** Opening MATERIALS PROVIDED block **

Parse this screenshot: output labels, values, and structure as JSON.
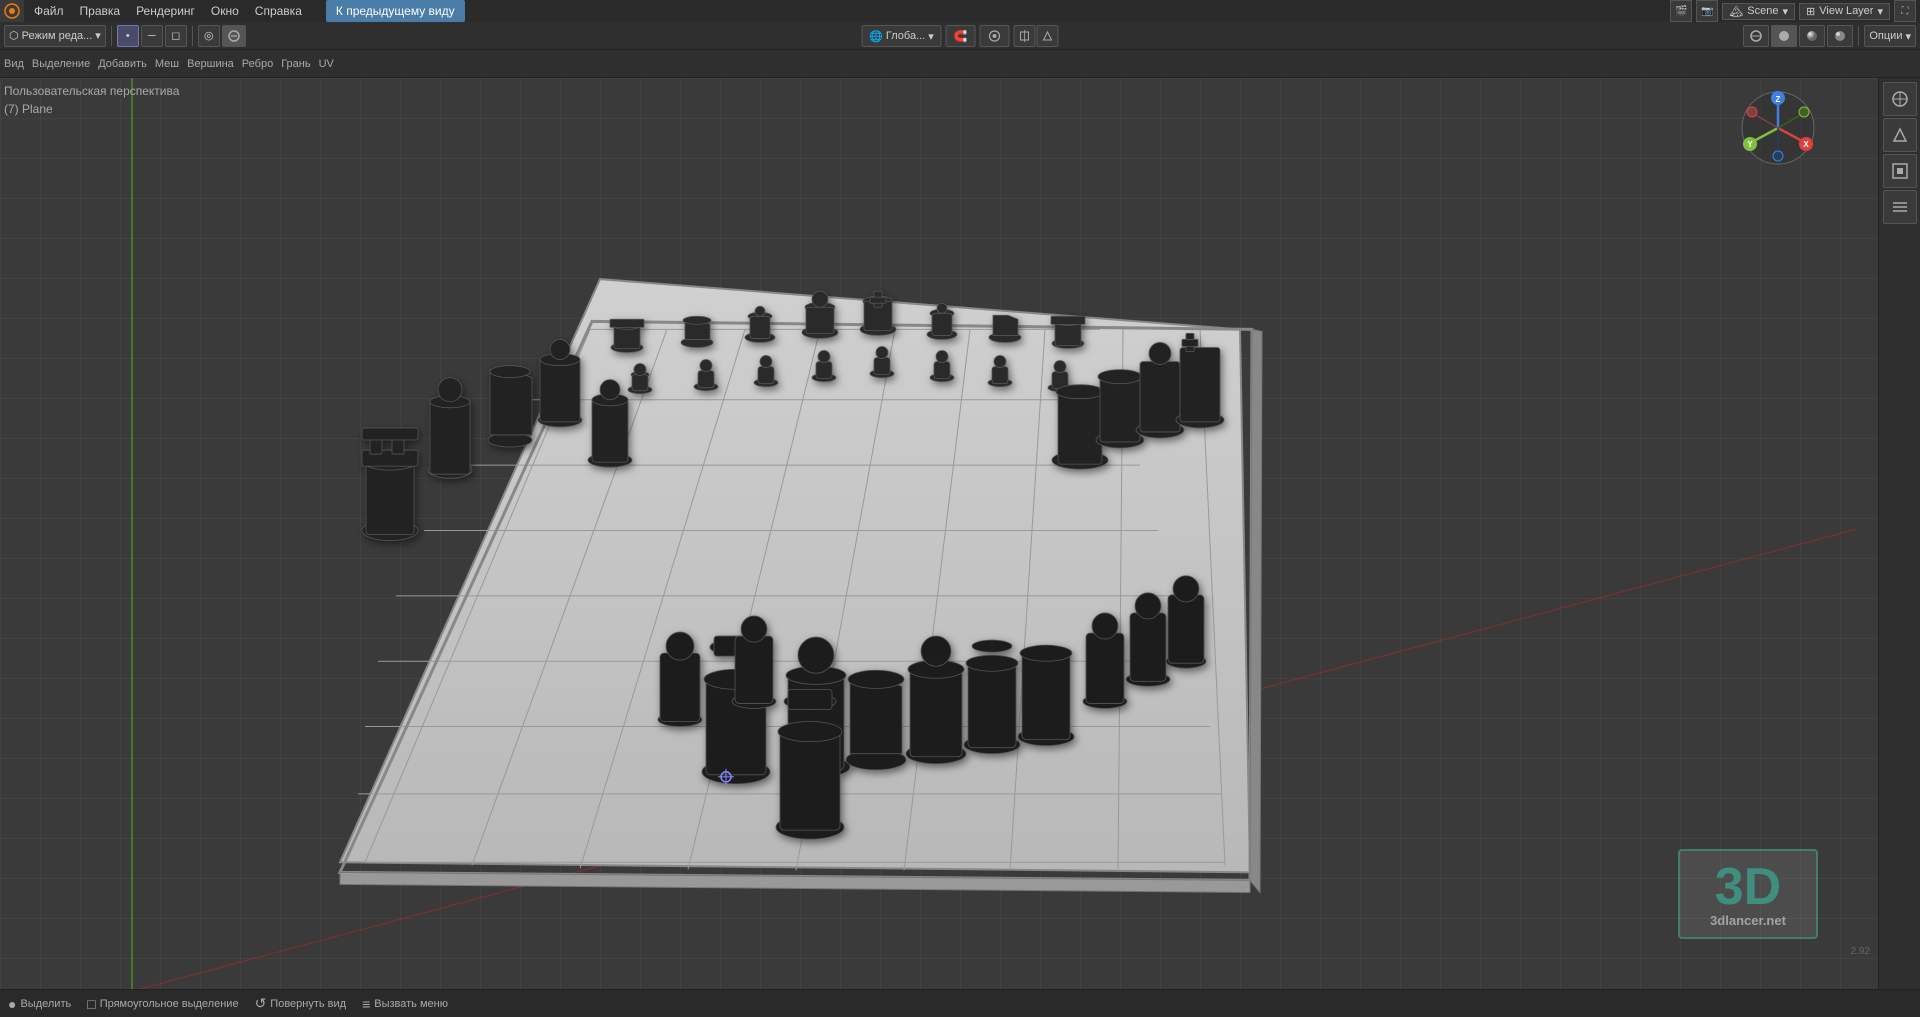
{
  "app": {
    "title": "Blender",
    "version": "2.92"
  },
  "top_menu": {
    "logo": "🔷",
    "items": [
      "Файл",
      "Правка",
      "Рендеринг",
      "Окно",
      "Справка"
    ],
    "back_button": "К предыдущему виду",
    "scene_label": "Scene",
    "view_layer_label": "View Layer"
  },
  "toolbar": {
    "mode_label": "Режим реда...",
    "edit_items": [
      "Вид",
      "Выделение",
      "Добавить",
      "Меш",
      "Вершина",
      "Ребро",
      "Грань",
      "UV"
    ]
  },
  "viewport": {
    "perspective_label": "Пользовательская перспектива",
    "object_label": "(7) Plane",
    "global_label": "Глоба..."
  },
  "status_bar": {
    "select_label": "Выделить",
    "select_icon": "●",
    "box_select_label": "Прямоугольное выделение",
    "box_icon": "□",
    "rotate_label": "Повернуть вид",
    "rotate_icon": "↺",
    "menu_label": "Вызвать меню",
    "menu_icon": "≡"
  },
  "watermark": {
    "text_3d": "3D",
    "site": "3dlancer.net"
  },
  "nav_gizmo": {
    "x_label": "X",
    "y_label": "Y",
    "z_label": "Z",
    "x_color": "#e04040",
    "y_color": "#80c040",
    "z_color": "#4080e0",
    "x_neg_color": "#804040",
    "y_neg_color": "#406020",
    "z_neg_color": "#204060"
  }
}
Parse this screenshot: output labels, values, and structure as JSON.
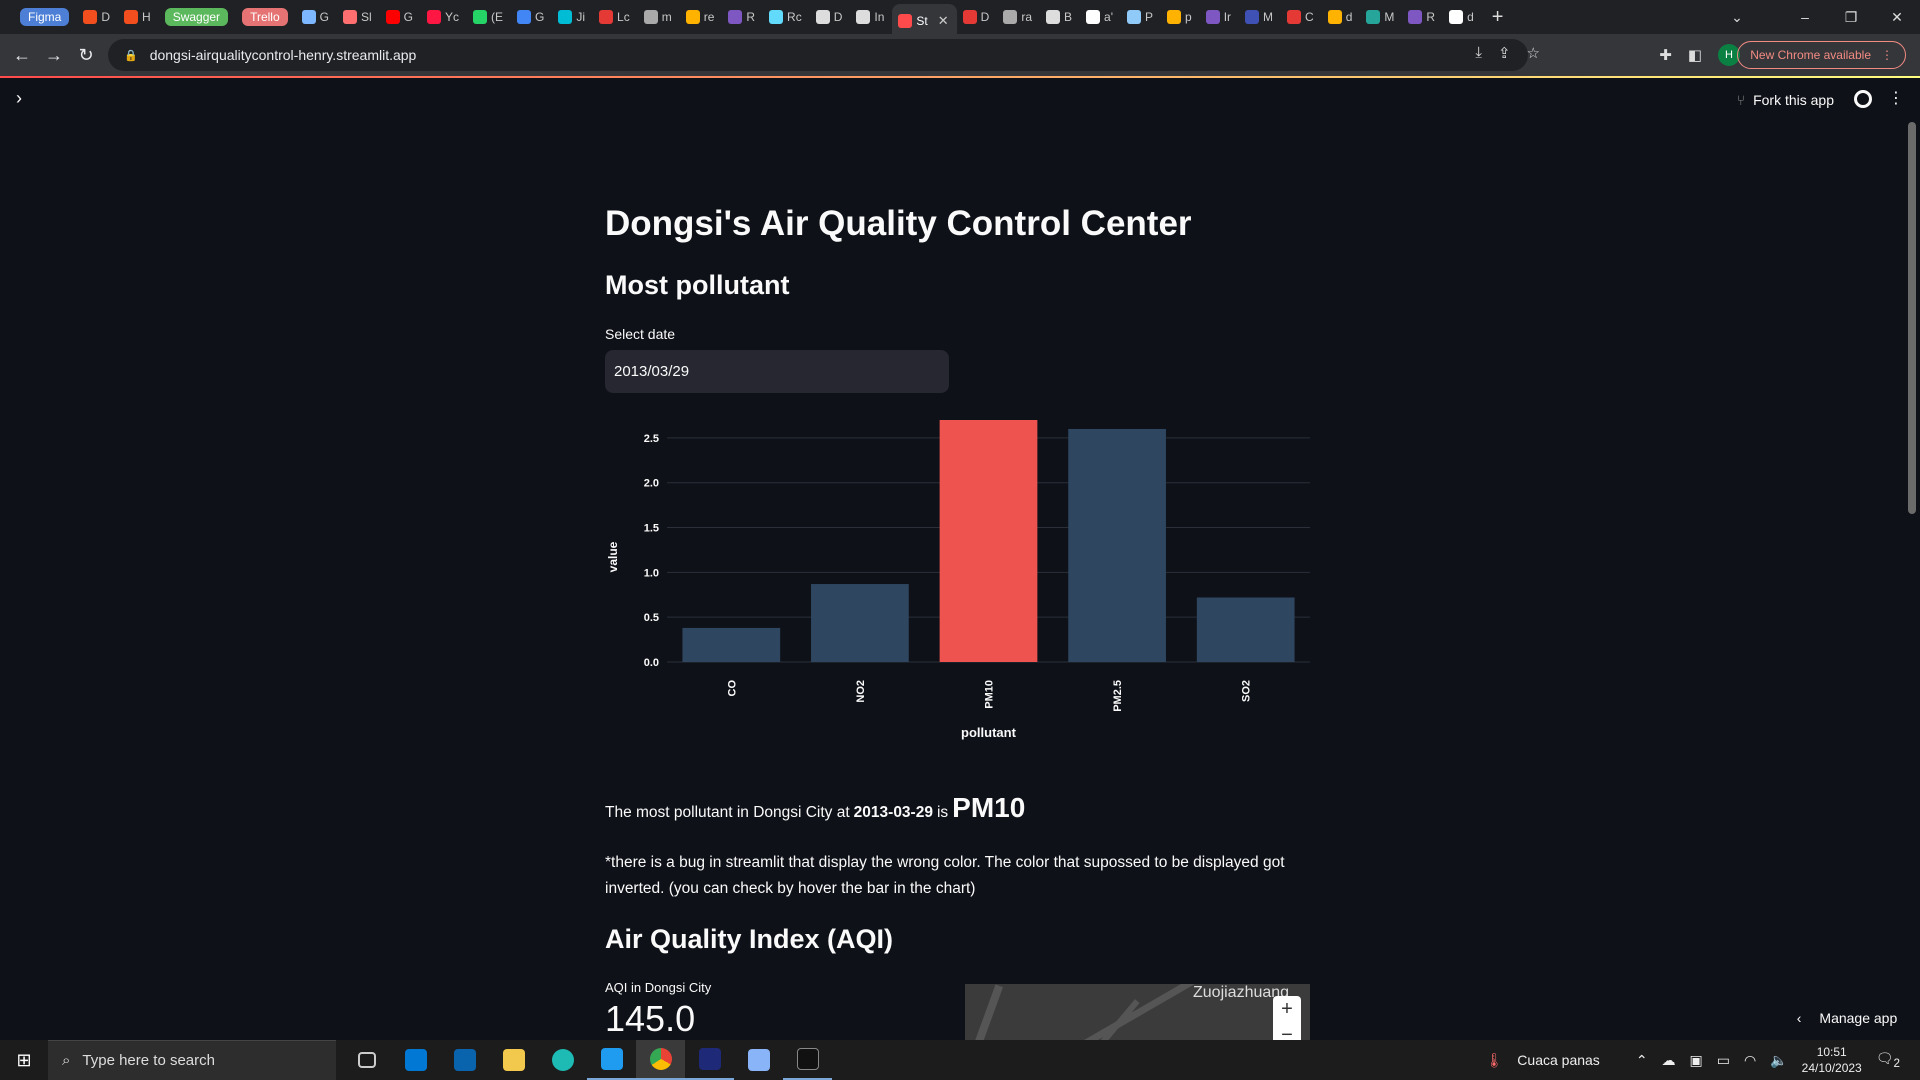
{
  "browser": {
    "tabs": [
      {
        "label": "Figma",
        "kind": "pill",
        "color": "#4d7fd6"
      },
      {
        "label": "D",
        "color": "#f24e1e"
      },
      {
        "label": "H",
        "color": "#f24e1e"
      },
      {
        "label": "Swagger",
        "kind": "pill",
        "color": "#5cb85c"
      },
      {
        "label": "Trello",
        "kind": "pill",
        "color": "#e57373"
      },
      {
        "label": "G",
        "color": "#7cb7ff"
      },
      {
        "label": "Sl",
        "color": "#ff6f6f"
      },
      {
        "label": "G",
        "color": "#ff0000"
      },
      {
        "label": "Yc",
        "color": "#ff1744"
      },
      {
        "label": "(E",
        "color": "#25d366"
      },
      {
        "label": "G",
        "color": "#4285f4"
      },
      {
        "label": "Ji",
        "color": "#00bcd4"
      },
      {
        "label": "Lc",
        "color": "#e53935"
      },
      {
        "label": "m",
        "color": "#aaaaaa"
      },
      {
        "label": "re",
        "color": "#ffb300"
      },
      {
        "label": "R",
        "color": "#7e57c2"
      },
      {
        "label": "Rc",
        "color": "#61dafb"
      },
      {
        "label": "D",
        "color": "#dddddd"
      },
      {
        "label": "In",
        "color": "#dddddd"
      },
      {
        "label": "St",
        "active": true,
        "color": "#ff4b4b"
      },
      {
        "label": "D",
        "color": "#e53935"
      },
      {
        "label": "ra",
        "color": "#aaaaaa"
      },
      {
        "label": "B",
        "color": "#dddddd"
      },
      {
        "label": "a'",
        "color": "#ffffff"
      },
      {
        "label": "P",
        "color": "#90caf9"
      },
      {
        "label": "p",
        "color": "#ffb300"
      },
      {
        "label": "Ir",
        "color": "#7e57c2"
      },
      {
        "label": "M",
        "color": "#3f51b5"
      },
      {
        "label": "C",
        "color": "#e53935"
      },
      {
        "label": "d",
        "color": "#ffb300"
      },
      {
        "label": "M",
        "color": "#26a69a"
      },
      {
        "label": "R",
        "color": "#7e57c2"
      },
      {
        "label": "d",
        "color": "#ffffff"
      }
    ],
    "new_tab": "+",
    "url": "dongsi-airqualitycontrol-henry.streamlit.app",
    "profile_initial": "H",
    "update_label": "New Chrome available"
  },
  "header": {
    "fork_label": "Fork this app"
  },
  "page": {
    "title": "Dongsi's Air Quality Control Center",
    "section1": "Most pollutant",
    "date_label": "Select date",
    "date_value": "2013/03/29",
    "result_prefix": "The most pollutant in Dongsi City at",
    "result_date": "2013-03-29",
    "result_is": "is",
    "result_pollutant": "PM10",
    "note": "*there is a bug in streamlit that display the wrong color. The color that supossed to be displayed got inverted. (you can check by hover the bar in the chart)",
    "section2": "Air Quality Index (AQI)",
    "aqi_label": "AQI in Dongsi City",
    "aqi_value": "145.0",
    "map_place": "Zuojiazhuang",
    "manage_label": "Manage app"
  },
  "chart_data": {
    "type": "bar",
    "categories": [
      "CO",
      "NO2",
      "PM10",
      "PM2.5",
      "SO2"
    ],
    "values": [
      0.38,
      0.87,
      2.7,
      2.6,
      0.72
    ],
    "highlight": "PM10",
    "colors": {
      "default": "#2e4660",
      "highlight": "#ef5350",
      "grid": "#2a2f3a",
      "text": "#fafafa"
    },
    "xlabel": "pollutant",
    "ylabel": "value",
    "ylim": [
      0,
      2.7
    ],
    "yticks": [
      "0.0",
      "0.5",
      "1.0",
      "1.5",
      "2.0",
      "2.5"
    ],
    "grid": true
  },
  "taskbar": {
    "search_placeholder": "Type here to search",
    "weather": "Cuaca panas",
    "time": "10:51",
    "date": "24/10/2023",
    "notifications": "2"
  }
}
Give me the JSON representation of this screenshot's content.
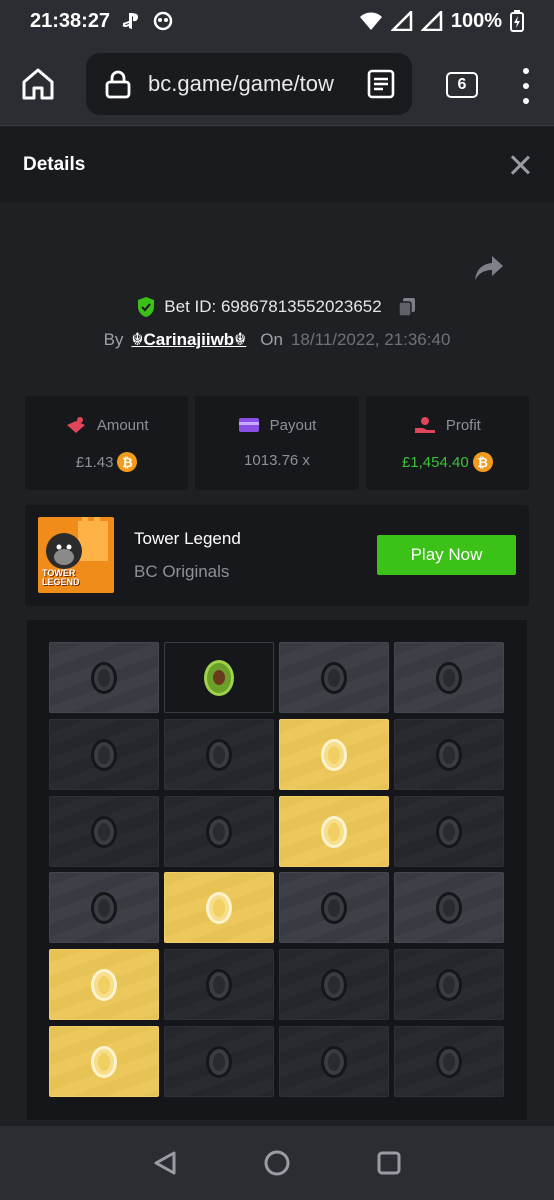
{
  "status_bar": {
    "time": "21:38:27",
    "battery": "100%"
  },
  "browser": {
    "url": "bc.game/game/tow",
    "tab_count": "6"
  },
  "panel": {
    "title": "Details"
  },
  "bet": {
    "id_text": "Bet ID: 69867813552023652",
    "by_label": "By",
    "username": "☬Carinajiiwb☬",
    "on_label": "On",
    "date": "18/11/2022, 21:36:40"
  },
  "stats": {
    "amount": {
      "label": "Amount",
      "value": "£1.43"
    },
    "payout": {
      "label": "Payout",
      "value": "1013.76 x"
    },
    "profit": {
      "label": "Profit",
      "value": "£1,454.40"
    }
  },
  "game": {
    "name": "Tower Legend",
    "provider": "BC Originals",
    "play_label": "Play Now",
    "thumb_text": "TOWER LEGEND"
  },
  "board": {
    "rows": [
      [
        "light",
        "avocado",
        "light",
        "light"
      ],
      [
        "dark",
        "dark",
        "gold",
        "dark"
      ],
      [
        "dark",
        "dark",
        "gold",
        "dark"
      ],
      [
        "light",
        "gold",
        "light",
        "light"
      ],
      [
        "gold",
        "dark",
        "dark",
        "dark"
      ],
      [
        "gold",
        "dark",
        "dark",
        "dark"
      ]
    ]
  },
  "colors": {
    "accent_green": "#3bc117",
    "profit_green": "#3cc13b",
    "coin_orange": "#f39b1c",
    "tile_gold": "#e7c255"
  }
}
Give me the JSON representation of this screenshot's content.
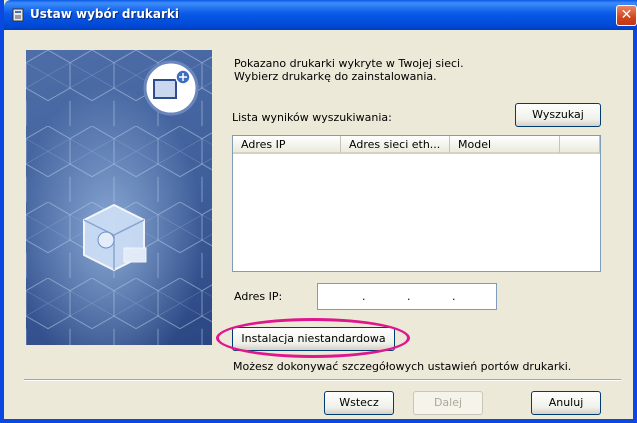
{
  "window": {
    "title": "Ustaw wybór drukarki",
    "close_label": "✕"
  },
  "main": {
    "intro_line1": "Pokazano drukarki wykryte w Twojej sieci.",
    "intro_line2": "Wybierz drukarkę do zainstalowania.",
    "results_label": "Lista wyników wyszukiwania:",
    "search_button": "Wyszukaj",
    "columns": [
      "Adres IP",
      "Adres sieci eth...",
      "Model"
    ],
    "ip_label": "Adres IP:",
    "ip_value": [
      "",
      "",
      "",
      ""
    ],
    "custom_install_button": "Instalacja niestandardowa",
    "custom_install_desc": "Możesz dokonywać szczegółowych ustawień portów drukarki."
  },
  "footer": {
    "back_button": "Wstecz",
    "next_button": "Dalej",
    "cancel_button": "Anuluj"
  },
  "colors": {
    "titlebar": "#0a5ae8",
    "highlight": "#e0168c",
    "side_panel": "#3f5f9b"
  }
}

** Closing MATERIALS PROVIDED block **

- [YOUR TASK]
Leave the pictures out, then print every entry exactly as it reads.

- [REPLY TO THE TASK]
Parse this screenshot: output labels, values, and structure as JSON.
{
  "app": {
    "title": "Blender",
    "version": "2.92"
  },
  "top_menu": {
    "logo": "🔷",
    "items": [
      "Файл",
      "Правка",
      "Рендеринг",
      "Окно",
      "Справка"
    ],
    "back_button": "К предыдущему виду",
    "scene_label": "Scene",
    "view_layer_label": "View Layer"
  },
  "toolbar": {
    "mode_label": "Режим реда...",
    "edit_items": [
      "Вид",
      "Выделение",
      "Добавить",
      "Меш",
      "Вершина",
      "Ребро",
      "Грань",
      "UV"
    ]
  },
  "viewport": {
    "perspective_label": "Пользовательская перспектива",
    "object_label": "(7) Plane",
    "global_label": "Глоба..."
  },
  "status_bar": {
    "select_label": "Выделить",
    "select_icon": "●",
    "box_select_label": "Прямоугольное выделение",
    "box_icon": "□",
    "rotate_label": "Повернуть вид",
    "rotate_icon": "↺",
    "menu_label": "Вызвать меню",
    "menu_icon": "≡"
  },
  "watermark": {
    "text_3d": "3D",
    "site": "3dlancer.net"
  },
  "nav_gizmo": {
    "x_label": "X",
    "y_label": "Y",
    "z_label": "Z",
    "x_color": "#e04040",
    "y_color": "#80c040",
    "z_color": "#4080e0",
    "x_neg_color": "#804040",
    "y_neg_color": "#406020",
    "z_neg_color": "#204060"
  }
}
Parse this screenshot: output labels, values, and structure as JSON.
{
  "browser": {
    "tabs": [
      {
        "label": "Figma",
        "kind": "pill",
        "color": "#4d7fd6"
      },
      {
        "label": "D",
        "color": "#f24e1e"
      },
      {
        "label": "H",
        "color": "#f24e1e"
      },
      {
        "label": "Swagger",
        "kind": "pill",
        "color": "#5cb85c"
      },
      {
        "label": "Trello",
        "kind": "pill",
        "color": "#e57373"
      },
      {
        "label": "G",
        "color": "#7cb7ff"
      },
      {
        "label": "Sl",
        "color": "#ff6f6f"
      },
      {
        "label": "G",
        "color": "#ff0000"
      },
      {
        "label": "Yc",
        "color": "#ff1744"
      },
      {
        "label": "(E",
        "color": "#25d366"
      },
      {
        "label": "G",
        "color": "#4285f4"
      },
      {
        "label": "Ji",
        "color": "#00bcd4"
      },
      {
        "label": "Lc",
        "color": "#e53935"
      },
      {
        "label": "m",
        "color": "#aaaaaa"
      },
      {
        "label": "re",
        "color": "#ffb300"
      },
      {
        "label": "R",
        "color": "#7e57c2"
      },
      {
        "label": "Rc",
        "color": "#61dafb"
      },
      {
        "label": "D",
        "color": "#dddddd"
      },
      {
        "label": "In",
        "color": "#dddddd"
      },
      {
        "label": "St",
        "active": true,
        "color": "#ff4b4b"
      },
      {
        "label": "D",
        "color": "#e53935"
      },
      {
        "label": "ra",
        "color": "#aaaaaa"
      },
      {
        "label": "B",
        "color": "#dddddd"
      },
      {
        "label": "a'",
        "color": "#ffffff"
      },
      {
        "label": "P",
        "color": "#90caf9"
      },
      {
        "label": "p",
        "color": "#ffb300"
      },
      {
        "label": "Ir",
        "color": "#7e57c2"
      },
      {
        "label": "M",
        "color": "#3f51b5"
      },
      {
        "label": "C",
        "color": "#e53935"
      },
      {
        "label": "d",
        "color": "#ffb300"
      },
      {
        "label": "M",
        "color": "#26a69a"
      },
      {
        "label": "R",
        "color": "#7e57c2"
      },
      {
        "label": "d",
        "color": "#ffffff"
      }
    ],
    "new_tab": "+",
    "url": "dongsi-airqualitycontrol-henry.streamlit.app",
    "profile_initial": "H",
    "update_label": "New Chrome available"
  },
  "header": {
    "fork_label": "Fork this app"
  },
  "page": {
    "title": "Dongsi's Air Quality Control Center",
    "section1": "Most pollutant",
    "date_label": "Select date",
    "date_value": "2013/03/29",
    "result_prefix": "The most pollutant in Dongsi City at",
    "result_date": "2013-03-29",
    "result_is": "is",
    "result_pollutant": "PM10",
    "note": "*there is a bug in streamlit that display the wrong color. The color that supossed to be displayed got inverted. (you can check by hover the bar in the chart)",
    "section2": "Air Quality Index (AQI)",
    "aqi_label": "AQI in Dongsi City",
    "aqi_value": "145.0",
    "map_place": "Zuojiazhuang",
    "manage_label": "Manage app"
  },
  "chart_data": {
    "type": "bar",
    "categories": [
      "CO",
      "NO2",
      "PM10",
      "PM2.5",
      "SO2"
    ],
    "values": [
      0.38,
      0.87,
      2.7,
      2.6,
      0.72
    ],
    "highlight": "PM10",
    "colors": {
      "default": "#2e4660",
      "highlight": "#ef5350",
      "grid": "#2a2f3a",
      "text": "#fafafa"
    },
    "xlabel": "pollutant",
    "ylabel": "value",
    "ylim": [
      0,
      2.7
    ],
    "yticks": [
      "0.0",
      "0.5",
      "1.0",
      "1.5",
      "2.0",
      "2.5"
    ],
    "grid": true
  },
  "taskbar": {
    "search_placeholder": "Type here to search",
    "weather": "Cuaca panas",
    "time": "10:51",
    "date": "24/10/2023",
    "notifications": "2"
  }
}
Give me the JSON representation of this screenshot's content.
{
  "status_bar": {
    "time": "21:38:27",
    "battery": "100%"
  },
  "browser": {
    "url": "bc.game/game/tow",
    "tab_count": "6"
  },
  "panel": {
    "title": "Details"
  },
  "bet": {
    "id_text": "Bet ID: 69867813552023652",
    "by_label": "By",
    "username": "☬Carinajiiwb☬",
    "on_label": "On",
    "date": "18/11/2022, 21:36:40"
  },
  "stats": {
    "amount": {
      "label": "Amount",
      "value": "£1.43"
    },
    "payout": {
      "label": "Payout",
      "value": "1013.76 x"
    },
    "profit": {
      "label": "Profit",
      "value": "£1,454.40"
    }
  },
  "game": {
    "name": "Tower Legend",
    "provider": "BC Originals",
    "play_label": "Play Now",
    "thumb_text": "TOWER LEGEND"
  },
  "board": {
    "rows": [
      [
        "light",
        "avocado",
        "light",
        "light"
      ],
      [
        "dark",
        "dark",
        "gold",
        "dark"
      ],
      [
        "dark",
        "dark",
        "gold",
        "dark"
      ],
      [
        "light",
        "gold",
        "light",
        "light"
      ],
      [
        "gold",
        "dark",
        "dark",
        "dark"
      ],
      [
        "gold",
        "dark",
        "dark",
        "dark"
      ]
    ]
  },
  "colors": {
    "accent_green": "#3bc117",
    "profit_green": "#3cc13b",
    "coin_orange": "#f39b1c",
    "tile_gold": "#e7c255"
  }
}
Give me the JSON representation of this screenshot's content.
{
  "window": {
    "title": "Ustaw wybór drukarki",
    "close_label": "✕"
  },
  "main": {
    "intro_line1": "Pokazano drukarki wykryte w Twojej sieci.",
    "intro_line2": "Wybierz drukarkę do zainstalowania.",
    "results_label": "Lista wyników wyszukiwania:",
    "search_button": "Wyszukaj",
    "columns": [
      "Adres IP",
      "Adres sieci eth...",
      "Model"
    ],
    "ip_label": "Adres IP:",
    "ip_value": [
      "",
      "",
      "",
      ""
    ],
    "custom_install_button": "Instalacja niestandardowa",
    "custom_install_desc": "Możesz dokonywać szczegółowych ustawień portów drukarki."
  },
  "footer": {
    "back_button": "Wstecz",
    "next_button": "Dalej",
    "cancel_button": "Anuluj"
  },
  "colors": {
    "titlebar": "#0a5ae8",
    "highlight": "#e0168c",
    "side_panel": "#3f5f9b"
  }
}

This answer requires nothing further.